andrew bailey said...

Ok, but you have not addressed one of my points: your double entry extends across independent entities, the bank and the firm. For “lend money” and “record money”, you end up with 2 debits and 1 credit in the bank !
If banks don’t lend cash (money), then what do they lend ?
Loan advance and drawdown are the same. The actual drawdown of the loan triggers the accounting entries; you cannot double entry account for loan agreements.
I don’t wish to be pedantic, but I will be if only to protect the integrity of accounting terminology.
1. Equity and revaluation reserves (Licence value) are not liabilities. A liability is a legal obligation to repay a debt, there is no legal obligation for a company to payback share capital or reserves to its shareholders.
2. You state “That makes this table inconsistent with the fundamentals of double entry that requires every transaction to sum to zero” . The fundamentals of double entry bookkeeping are that the total of the debits = the total the credits, a subtle difference and more commonly understood.
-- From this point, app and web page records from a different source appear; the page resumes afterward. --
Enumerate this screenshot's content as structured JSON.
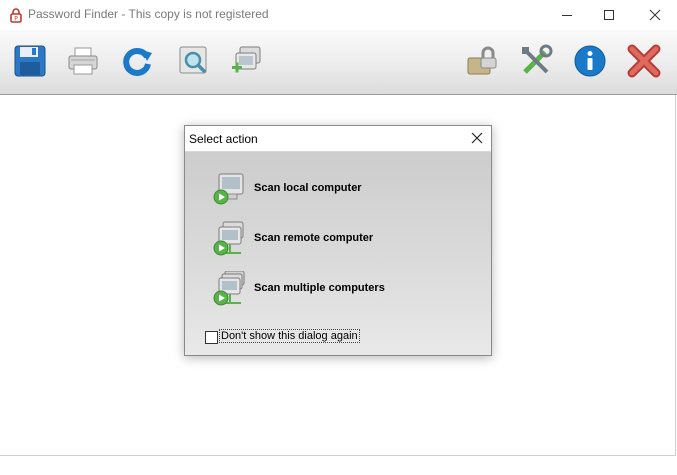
{
  "window": {
    "title": "Password Finder - This copy is not registered"
  },
  "toolbar": {
    "left_buttons": [
      {
        "icon": "save-icon"
      },
      {
        "icon": "print-icon"
      },
      {
        "icon": "refresh-icon"
      },
      {
        "icon": "find-icon"
      },
      {
        "icon": "add-computer-icon"
      }
    ],
    "right_buttons": [
      {
        "icon": "register-icon"
      },
      {
        "icon": "settings-tools-icon"
      },
      {
        "icon": "info-icon"
      },
      {
        "icon": "exit-icon"
      }
    ]
  },
  "dialog": {
    "title": "Select action",
    "actions": [
      {
        "label": "Scan local computer",
        "icon": "local-computer-scan-icon"
      },
      {
        "label": "Scan remote computer",
        "icon": "remote-computer-scan-icon"
      },
      {
        "label": "Scan multiple computers",
        "icon": "multiple-computers-scan-icon"
      }
    ],
    "dont_show_label": "Don't show this dialog again",
    "dont_show_checked": false
  },
  "colors": {
    "accent_blue": "#1a79c9",
    "exit_red": "#d9534f",
    "play_green": "#59b34a"
  }
}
The reference to “sum to zero”, is just a control function on your spread sheet.
3. You state that “The fundamental equation is Assets+ Liabilities=0. “ I think you meant to write Assets (minus) Liabilities = O.
An appendix of definitions/terminologies would make things clearer to the reader

Neil Wilson said...
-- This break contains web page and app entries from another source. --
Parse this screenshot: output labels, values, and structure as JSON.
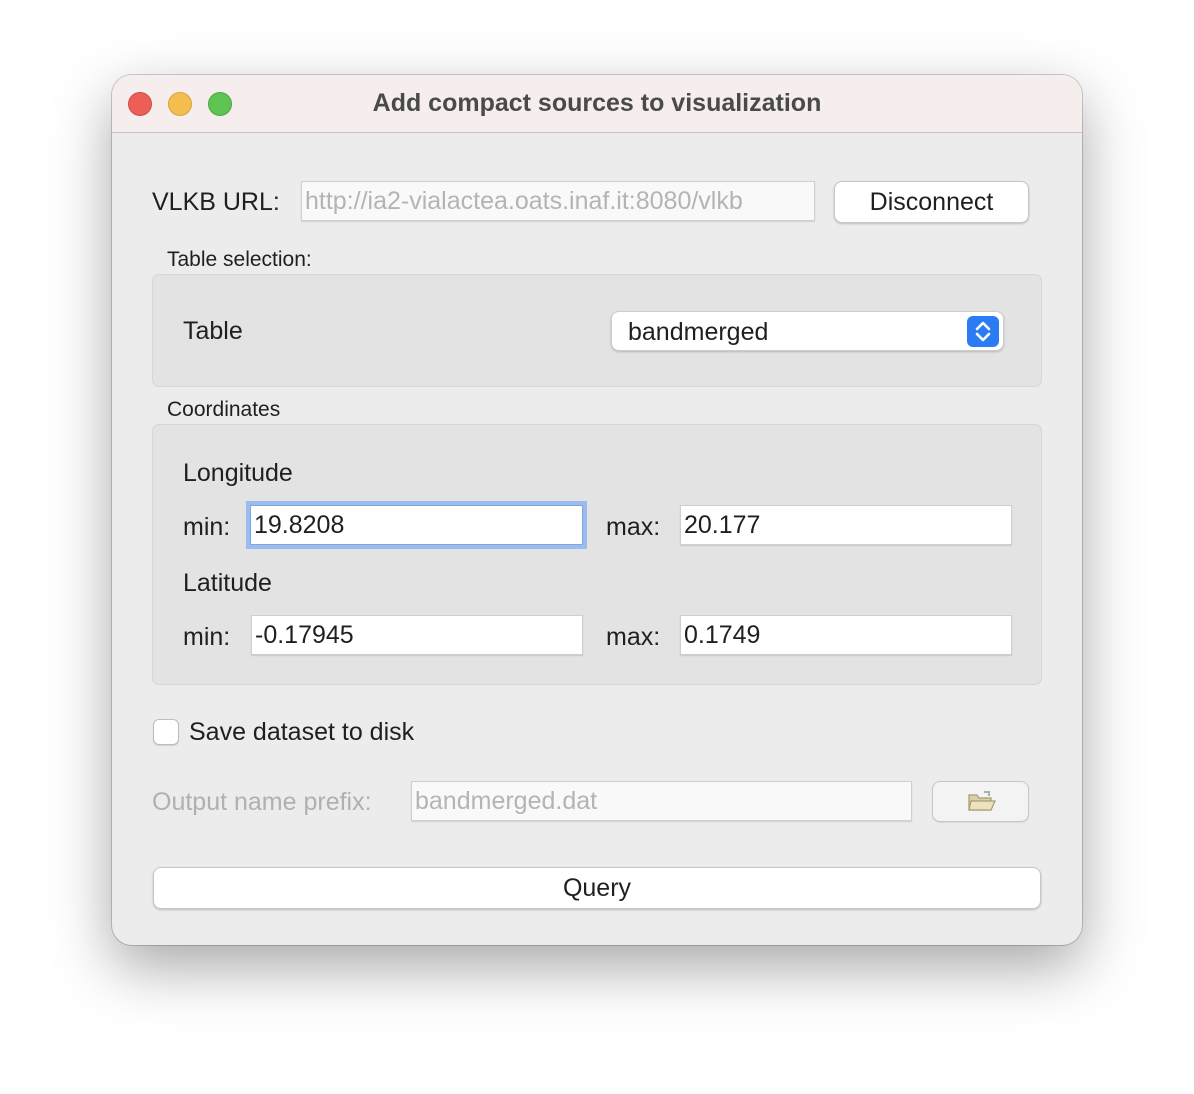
{
  "window": {
    "title": "Add compact sources to visualization"
  },
  "connection": {
    "url_label": "VLKB URL:",
    "url_value": "http://ia2-vialactea.oats.inaf.it:8080/vlkb",
    "disconnect_label": "Disconnect"
  },
  "table_selection": {
    "group_title": "Table selection:",
    "table_label": "Table",
    "selected_table": "bandmerged"
  },
  "coordinates": {
    "group_title": "Coordinates",
    "longitude": {
      "label": "Longitude",
      "min_label": "min:",
      "min_value": "19.8208",
      "max_label": "max:",
      "max_value": "20.177"
    },
    "latitude": {
      "label": "Latitude",
      "min_label": "min:",
      "min_value": "-0.17945",
      "max_label": "max:",
      "max_value": "0.1749"
    }
  },
  "save": {
    "checkbox_label": "Save dataset to disk",
    "checked": false,
    "prefix_label": "Output name prefix:",
    "prefix_value": "bandmerged.dat",
    "browse_icon": "folder-open-icon"
  },
  "actions": {
    "query_label": "Query"
  },
  "colors": {
    "close": "#ec5f57",
    "minimize": "#f3bd4f",
    "maximize": "#5fc454",
    "focus_ring": "#9cbcf0",
    "select_accent": "#2b7cf4"
  }
}
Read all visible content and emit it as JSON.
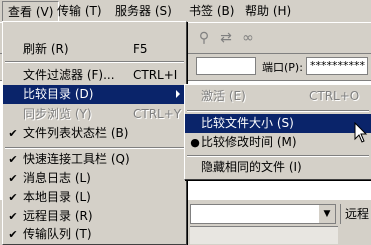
{
  "menubar": {
    "items": [
      {
        "label": "查看 (V)"
      },
      {
        "label": "传输 (T)"
      },
      {
        "label": "服务器 (S)"
      },
      {
        "label": "书签 (B)"
      },
      {
        "label": "帮助 (H)"
      }
    ]
  },
  "quickconnect": {
    "port_label": "端口(P):",
    "field_value": "**********"
  },
  "lower": {
    "remote_label": "远程"
  },
  "view_menu": {
    "items": [
      {
        "label": "刷新 (R)",
        "shortcut": "F5"
      },
      {
        "label": "文件过滤器 (F)...",
        "shortcut": "CTRL+I"
      },
      {
        "label": "比较目录 (D)",
        "shortcut": ""
      },
      {
        "label": "同步浏览 (Y)",
        "shortcut": "CTRL+Y"
      },
      {
        "label": "文件列表状态栏 (B)",
        "shortcut": "",
        "check": "✔"
      },
      {
        "label": "快速连接工具栏 (Q)",
        "shortcut": "",
        "check": "✔"
      },
      {
        "label": "消息日志 (L)",
        "shortcut": "",
        "check": "✔"
      },
      {
        "label": "本地目录 (L)",
        "shortcut": "",
        "check": "✔"
      },
      {
        "label": "远程目录 (R)",
        "shortcut": "",
        "check": "✔"
      },
      {
        "label": "传输队列 (T)",
        "shortcut": "",
        "check": "✔"
      }
    ]
  },
  "compare_submenu": {
    "items": [
      {
        "label": "激活 (E)",
        "shortcut": "CTRL+O"
      },
      {
        "label": "比较文件大小 (S)",
        "shortcut": ""
      },
      {
        "label": "比较修改时间 (M)",
        "shortcut": "",
        "check": "●"
      },
      {
        "label": "隐藏相同的文件 (I)",
        "shortcut": ""
      }
    ]
  },
  "colors": {
    "menu_face": "#d4d0c8",
    "highlight": "#0a246a",
    "highlight_text": "#ffffff",
    "disabled_text": "#808080"
  }
}
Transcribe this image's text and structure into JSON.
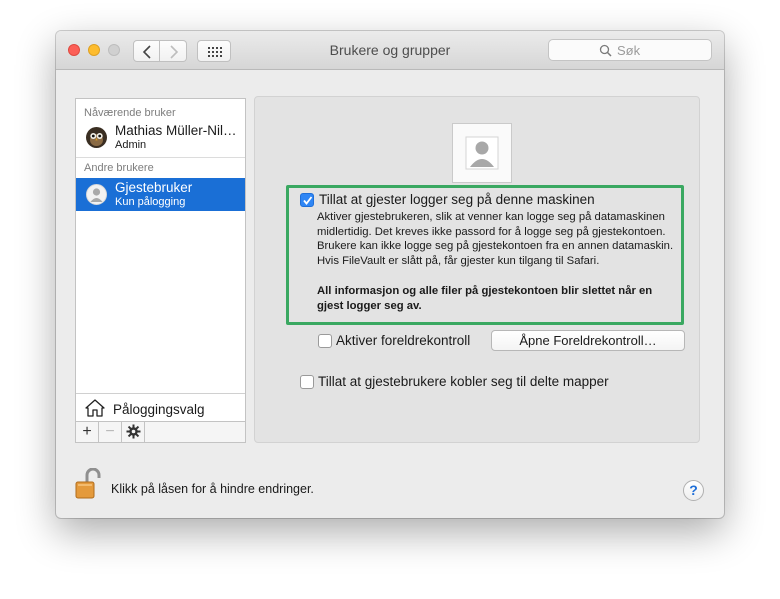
{
  "window": {
    "title": "Brukere og grupper",
    "search_placeholder": "Søk"
  },
  "sidebar": {
    "current_header": "Nåværende bruker",
    "current_user": {
      "name": "Mathias Müller-Nil…",
      "role": "Admin"
    },
    "others_header": "Andre brukere",
    "guest_user": {
      "name": "Gjestebruker",
      "role": "Kun pålogging",
      "selected": true
    },
    "login_options": "Påloggingsvalg",
    "add_label": "+",
    "remove_label": "−",
    "gear_label": "✱"
  },
  "main": {
    "allow_guests": {
      "checked": true,
      "label": "Tillat at gjester logger seg på denne maskinen",
      "description": "Aktiver gjestebrukeren, slik at venner kan logge seg på datamaskinen midlertidig. Det kreves ikke passord for å logge seg på gjestekontoen. Brukere kan ikke logge seg på gjestekontoen fra en annen datamaskin. Hvis FileVault er slått på, får gjester kun tilgang til Safari.",
      "warning": "All informasjon og alle filer på gjestekontoen blir slettet når en gjest logger seg av."
    },
    "parental": {
      "checked": false,
      "label": "Aktiver foreldrekontroll",
      "button": "Åpne Foreldrekontroll…"
    },
    "shared_folders": {
      "checked": false,
      "label": "Tillat at gjestebrukere kobler seg til delte mapper"
    }
  },
  "footer": {
    "lock_text": "Klikk på låsen for å hindre endringer.",
    "help_label": "?"
  },
  "colors": {
    "selection": "#1a6fd6",
    "highlight_box": "#3aa861",
    "checkbox_checked": "#2f86f5"
  }
}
The model is only the model of the world from the bank's point of view. So the transactions are all in the bank!

That is consistent with Steve's original approach.

You can double entry for loan agreements. That's what I have done by making the loan capacity explicit on the balance sheet. A loan agreement is a reduction in the capacity to loan and in increase in Loans.

Equity and revaluation reserves *are* liabilities in the broader sense of the definition of a liability - as in a negative asset. That is then broken down into those that need regular service and those that don't which is where the normal understanding comes from.

Your point are now descending into the pedantic and the 'I want to be right' school of argument. I have pointed out why I have done things as I have done - which was to achieve the goal of rectifying Steve's model to be consistent with double entry but still be identifiable as the original model

That is the approach I've taken here and it has achieved the purpose I wanted it to achieve.

Accounting is always an opinion, and the presentation is always tailored to the requirements of the target audience.

That is the reason it is as it is here. There are many other presentation viewpoints that could be constructed from the same basic data and they would all be correct as well.